◆ EXERCISE PROMPT
Line for line, return the data exactly, omitting all pictures.

◆ RECORDS FOR THIS TASK
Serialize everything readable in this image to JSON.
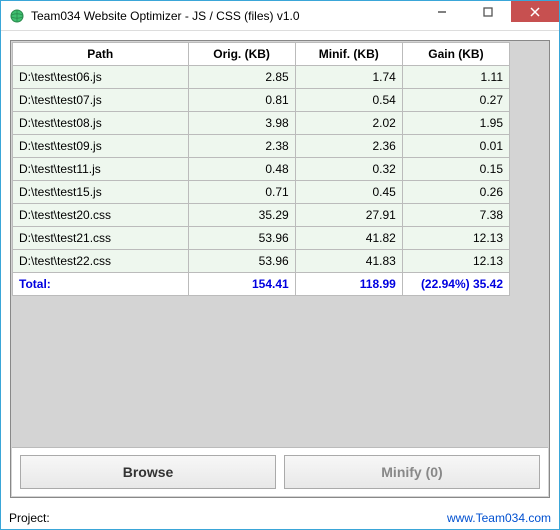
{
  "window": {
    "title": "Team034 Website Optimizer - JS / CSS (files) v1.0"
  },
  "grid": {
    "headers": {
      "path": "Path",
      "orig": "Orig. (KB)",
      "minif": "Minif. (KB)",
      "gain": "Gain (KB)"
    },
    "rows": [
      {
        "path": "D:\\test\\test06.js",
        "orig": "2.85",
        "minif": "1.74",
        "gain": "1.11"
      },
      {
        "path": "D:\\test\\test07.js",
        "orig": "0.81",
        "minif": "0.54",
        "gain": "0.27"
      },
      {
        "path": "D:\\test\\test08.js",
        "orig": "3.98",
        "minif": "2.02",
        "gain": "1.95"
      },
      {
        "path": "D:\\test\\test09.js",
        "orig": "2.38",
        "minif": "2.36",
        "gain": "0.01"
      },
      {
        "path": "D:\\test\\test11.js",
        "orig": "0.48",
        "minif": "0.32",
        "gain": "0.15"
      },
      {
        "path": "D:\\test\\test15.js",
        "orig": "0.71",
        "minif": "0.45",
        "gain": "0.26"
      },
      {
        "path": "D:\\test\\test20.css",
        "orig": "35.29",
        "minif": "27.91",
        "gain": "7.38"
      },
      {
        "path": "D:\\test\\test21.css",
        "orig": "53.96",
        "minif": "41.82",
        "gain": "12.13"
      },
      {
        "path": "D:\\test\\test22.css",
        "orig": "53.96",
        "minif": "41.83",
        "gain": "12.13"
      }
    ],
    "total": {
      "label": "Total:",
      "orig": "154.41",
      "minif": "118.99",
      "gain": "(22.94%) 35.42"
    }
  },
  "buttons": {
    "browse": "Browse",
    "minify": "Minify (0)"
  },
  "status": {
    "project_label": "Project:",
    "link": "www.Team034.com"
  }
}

◆ ANSWER FOR THE TASK
Serialize everything readable in this image to JSON.
{
  "window": {
    "title": "Team034 Website Optimizer - JS / CSS (files) v1.0"
  },
  "grid": {
    "headers": {
      "path": "Path",
      "orig": "Orig. (KB)",
      "minif": "Minif. (KB)",
      "gain": "Gain (KB)"
    },
    "rows": [
      {
        "path": "D:\\test\\test06.js",
        "orig": "2.85",
        "minif": "1.74",
        "gain": "1.11"
      },
      {
        "path": "D:\\test\\test07.js",
        "orig": "0.81",
        "minif": "0.54",
        "gain": "0.27"
      },
      {
        "path": "D:\\test\\test08.js",
        "orig": "3.98",
        "minif": "2.02",
        "gain": "1.95"
      },
      {
        "path": "D:\\test\\test09.js",
        "orig": "2.38",
        "minif": "2.36",
        "gain": "0.01"
      },
      {
        "path": "D:\\test\\test11.js",
        "orig": "0.48",
        "minif": "0.32",
        "gain": "0.15"
      },
      {
        "path": "D:\\test\\test15.js",
        "orig": "0.71",
        "minif": "0.45",
        "gain": "0.26"
      },
      {
        "path": "D:\\test\\test20.css",
        "orig": "35.29",
        "minif": "27.91",
        "gain": "7.38"
      },
      {
        "path": "D:\\test\\test21.css",
        "orig": "53.96",
        "minif": "41.82",
        "gain": "12.13"
      },
      {
        "path": "D:\\test\\test22.css",
        "orig": "53.96",
        "minif": "41.83",
        "gain": "12.13"
      }
    ],
    "total": {
      "label": "Total:",
      "orig": "154.41",
      "minif": "118.99",
      "gain": "(22.94%) 35.42"
    }
  },
  "buttons": {
    "browse": "Browse",
    "minify": "Minify (0)"
  },
  "status": {
    "project_label": "Project:",
    "link": "www.Team034.com"
  }
}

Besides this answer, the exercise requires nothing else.